The turmoil in Zimbabwe has not come up in meetings with potential investors, who are more concerned about the long-term prospects for SA’s economy, economic development minister Ebrahim Patel said on Wednesday.

“Zimbabwe hasn’t come up once,” Patel said on the sidelines of the World Economic Forum’s annual meeting, under way in Davos, Switzerland.

Potential investors were concerned, rather, about “governance, stability and where the growth story is going to be coming” from in SA, he said.

The latest bout of turbulence in Zimbabwe, sparked by a more than 150% increase in fuel prices that left the impoverished country with the highest prices in the world, came on the eve of President Cyril Ramaphosa’s leading a delegation to Davos with the express aim of selling the country as an investment destination.

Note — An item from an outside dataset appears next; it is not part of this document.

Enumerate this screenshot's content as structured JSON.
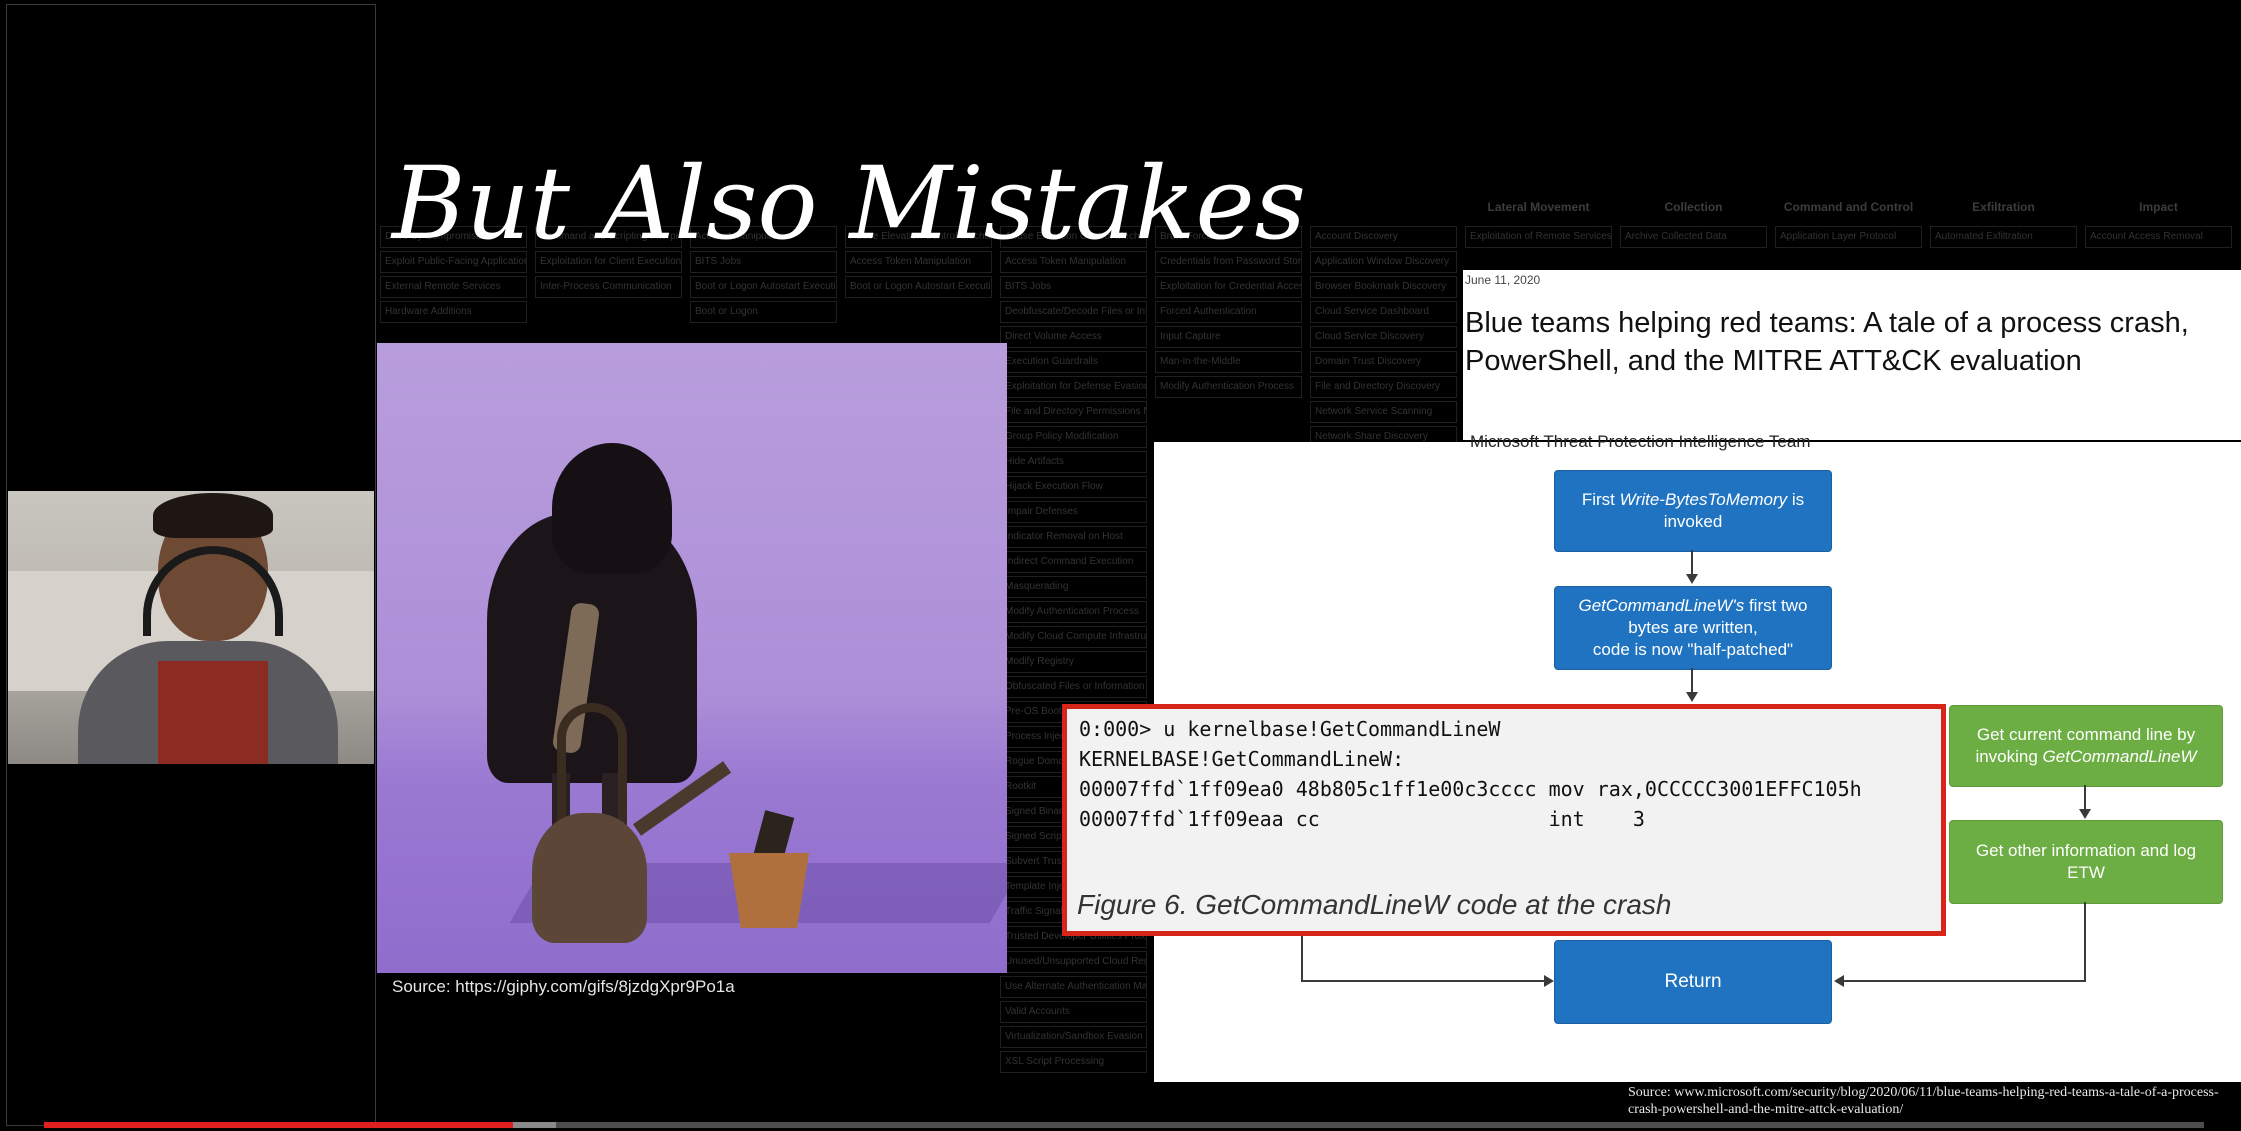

The crises in Zimbabwe have been blamed in the past for a worsening of investors’ perceptions of the whole region.

“Of course, a stable and democratic Zimbabwe is good for the region, and I don’t want to underplay that,” Patel said.

SA’s delegation had received a “warm” reception from business leaders in Davos, who, while having short-term concerns about issues such as the reliability of energy supply, wanted to look at the country’s long-term prospects.

“There is deep concern among South African investors about the Eskom story, while international investors are more concerned about long-term energy security,” he said.

Stories showing that there were “multiple state-capture” schemes in the country showed the need for vigilance.

Lawyers and activists say Zimbabwean police and soldiers have killed at least a dozen people, wounded scores and arrested hundreds there since protests began 10 days ago.

The Zimbabwe Human Rights Commission (ZHRC) has accused security forces of systematic torture, raising fears that the country is reverting to the authoritarianism that characterised the rule of president Emmerson Mnangagwa’s predecessor, Robert Mugabe.

With Reuters